Comprehensive reading access to all Nature subscription titles, including Nature Review titles
Reading access to all new future Nature titles and OA publishing in new launches
Reallocation of the vast proportion of reading fees into support for open access publishing based on a cost of €9,500 per article….”

Astronomy & Astrophysics signs transformative Open Access agreement with Max Planck Society

“Paris, France 18 December 2018. Astronomy & Astrophysics (A&A) the international Journal that publishes papers on all aspects of astronomy and astrophysics and one of the leading journals in its field, has signed a two-year transformative Open Access agreement with the Max Planck Society in Germany. Under this agreement, funds previously paid by the Max Planck Digital Library for subscriptions will, instead, be converted into a publishing fund, enabling corresponding authors from the Max Planck Institutes to publish their articles open access in A&A, and at the same time, granting access to the journal’s content to all Max Planck researchers.”

Aligning strategies to enable Open Access
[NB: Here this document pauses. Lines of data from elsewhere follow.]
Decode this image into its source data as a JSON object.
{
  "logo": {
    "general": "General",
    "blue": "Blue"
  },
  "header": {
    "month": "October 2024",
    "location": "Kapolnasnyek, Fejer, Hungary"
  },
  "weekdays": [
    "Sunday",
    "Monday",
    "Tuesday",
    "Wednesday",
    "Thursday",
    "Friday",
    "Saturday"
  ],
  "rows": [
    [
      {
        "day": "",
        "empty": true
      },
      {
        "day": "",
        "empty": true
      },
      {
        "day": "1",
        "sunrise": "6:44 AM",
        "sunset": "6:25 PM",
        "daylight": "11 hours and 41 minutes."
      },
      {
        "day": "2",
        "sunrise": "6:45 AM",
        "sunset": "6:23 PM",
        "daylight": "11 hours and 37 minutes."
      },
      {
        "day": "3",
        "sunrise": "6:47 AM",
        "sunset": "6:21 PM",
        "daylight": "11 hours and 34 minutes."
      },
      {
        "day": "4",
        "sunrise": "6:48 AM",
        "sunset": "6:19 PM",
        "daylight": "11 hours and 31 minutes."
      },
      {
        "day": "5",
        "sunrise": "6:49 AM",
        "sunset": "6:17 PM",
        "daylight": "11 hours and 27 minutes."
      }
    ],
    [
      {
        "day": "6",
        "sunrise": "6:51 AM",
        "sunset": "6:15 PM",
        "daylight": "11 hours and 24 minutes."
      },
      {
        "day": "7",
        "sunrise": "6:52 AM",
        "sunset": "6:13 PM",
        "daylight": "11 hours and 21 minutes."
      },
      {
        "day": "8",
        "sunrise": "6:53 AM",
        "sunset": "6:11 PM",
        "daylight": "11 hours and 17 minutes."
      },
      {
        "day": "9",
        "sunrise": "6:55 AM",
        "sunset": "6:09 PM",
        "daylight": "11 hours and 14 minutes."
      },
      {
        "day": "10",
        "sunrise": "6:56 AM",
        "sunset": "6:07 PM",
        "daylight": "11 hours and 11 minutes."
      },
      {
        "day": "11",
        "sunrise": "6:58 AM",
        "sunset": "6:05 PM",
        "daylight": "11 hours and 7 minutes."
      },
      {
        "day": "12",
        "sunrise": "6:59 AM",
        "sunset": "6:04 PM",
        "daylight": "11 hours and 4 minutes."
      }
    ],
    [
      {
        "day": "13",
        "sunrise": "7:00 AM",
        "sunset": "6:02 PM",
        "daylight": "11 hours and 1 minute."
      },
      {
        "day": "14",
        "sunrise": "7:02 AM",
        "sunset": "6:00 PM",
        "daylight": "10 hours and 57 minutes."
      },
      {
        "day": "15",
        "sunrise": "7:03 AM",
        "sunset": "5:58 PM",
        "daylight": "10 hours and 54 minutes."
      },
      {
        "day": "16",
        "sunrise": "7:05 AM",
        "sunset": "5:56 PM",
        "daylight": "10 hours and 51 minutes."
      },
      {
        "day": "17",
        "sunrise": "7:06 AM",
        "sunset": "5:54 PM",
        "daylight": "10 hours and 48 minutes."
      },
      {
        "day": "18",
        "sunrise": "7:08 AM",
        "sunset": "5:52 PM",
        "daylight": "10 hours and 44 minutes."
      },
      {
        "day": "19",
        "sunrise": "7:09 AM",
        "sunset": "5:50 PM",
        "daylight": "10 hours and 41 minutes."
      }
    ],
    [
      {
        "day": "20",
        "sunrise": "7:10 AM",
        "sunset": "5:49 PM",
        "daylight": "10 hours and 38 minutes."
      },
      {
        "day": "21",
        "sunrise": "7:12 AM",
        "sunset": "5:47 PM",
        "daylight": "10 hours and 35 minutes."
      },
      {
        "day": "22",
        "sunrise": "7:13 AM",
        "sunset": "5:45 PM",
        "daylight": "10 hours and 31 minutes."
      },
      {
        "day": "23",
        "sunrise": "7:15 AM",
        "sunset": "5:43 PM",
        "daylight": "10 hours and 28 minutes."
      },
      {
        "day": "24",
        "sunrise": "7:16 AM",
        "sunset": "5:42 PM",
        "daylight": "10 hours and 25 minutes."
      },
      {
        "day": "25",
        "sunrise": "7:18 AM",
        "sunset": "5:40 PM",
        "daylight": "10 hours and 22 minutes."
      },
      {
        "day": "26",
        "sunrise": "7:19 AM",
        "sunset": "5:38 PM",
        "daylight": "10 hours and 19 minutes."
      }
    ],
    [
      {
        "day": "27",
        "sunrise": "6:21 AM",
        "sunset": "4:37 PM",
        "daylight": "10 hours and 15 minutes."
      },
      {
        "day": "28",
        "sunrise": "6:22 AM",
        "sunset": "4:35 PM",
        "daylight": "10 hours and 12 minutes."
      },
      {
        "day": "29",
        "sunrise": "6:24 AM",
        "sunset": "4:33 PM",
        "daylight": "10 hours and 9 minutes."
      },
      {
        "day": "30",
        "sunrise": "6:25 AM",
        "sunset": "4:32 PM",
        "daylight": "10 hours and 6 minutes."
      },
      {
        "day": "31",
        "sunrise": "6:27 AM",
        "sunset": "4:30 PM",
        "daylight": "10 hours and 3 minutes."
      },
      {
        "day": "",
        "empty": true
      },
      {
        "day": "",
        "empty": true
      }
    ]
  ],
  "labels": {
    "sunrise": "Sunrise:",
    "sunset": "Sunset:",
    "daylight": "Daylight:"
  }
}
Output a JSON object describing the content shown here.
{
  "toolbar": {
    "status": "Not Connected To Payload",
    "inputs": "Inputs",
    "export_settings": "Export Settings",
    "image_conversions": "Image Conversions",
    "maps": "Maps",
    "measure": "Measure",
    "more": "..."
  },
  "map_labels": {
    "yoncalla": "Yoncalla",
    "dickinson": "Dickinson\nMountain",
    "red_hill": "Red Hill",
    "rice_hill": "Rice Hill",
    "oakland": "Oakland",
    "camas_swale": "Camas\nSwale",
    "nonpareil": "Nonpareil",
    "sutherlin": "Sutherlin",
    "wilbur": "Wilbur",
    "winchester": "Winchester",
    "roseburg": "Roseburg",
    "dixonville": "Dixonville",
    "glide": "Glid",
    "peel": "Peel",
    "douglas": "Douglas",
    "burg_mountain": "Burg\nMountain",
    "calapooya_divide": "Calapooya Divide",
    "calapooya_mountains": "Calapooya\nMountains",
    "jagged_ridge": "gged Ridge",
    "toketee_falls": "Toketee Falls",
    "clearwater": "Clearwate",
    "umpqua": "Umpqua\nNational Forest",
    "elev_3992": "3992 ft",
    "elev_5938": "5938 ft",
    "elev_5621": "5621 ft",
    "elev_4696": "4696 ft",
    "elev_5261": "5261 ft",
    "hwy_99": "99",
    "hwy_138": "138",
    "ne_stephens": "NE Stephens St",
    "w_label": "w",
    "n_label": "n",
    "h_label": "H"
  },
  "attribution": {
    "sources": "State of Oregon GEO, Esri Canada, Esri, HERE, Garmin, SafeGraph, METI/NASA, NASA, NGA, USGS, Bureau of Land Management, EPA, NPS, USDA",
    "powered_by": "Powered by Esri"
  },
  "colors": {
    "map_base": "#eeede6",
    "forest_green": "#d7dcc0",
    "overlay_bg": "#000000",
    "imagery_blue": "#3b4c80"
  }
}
The conference brought to light strong consensus and alignment among the diverse international communities represented around the necessity of stepping up efforts to move away from the subscription-based system of scholarly publishing to open access-based business models. A major focus was placed on transformative agreements (eg “read and publish”), which were identified as perhaps the most viable instrument at the moment to accelerate the transition to open access. As it became clear from statements made by representatives from Japan, the United States, South Africa and others, that readiness to adopt this approach is now extending beyond Europe, where it originated, and is currently being adopted in several countries; in particular, this was emphasized in a bold statement from China, the nation with the largest share of research publications.

After aligning on the goals and strategies during the first day of the conference, the CEOs of the three largest publishers of scholarly journals, Elsevier, John Wiley & Sons, and Springer Nature, were invited by the President of the Max Planck Society, Martin Stratmann, to discuss the global demand for transformative agreements on the second day. The message conveyed to the publishers was that the global research communities are committed to complete and immediate open access, to retaining author copyrights and to negotiating transformative agreements that are temporary, transitional, and cost-neutral as a means to shift to full open access within just a few years with the expectation that cost savings in scholarly communication will follow as market forces take hold. The publishers were called upon to move towards complete and immediate open access according to these principles.

It also came out that there is a strong alignment between the approaches taken by OA2020, Plan S, the Jussieu Call and other approaches dedicated to drive more open access into the system of scholarly communication….”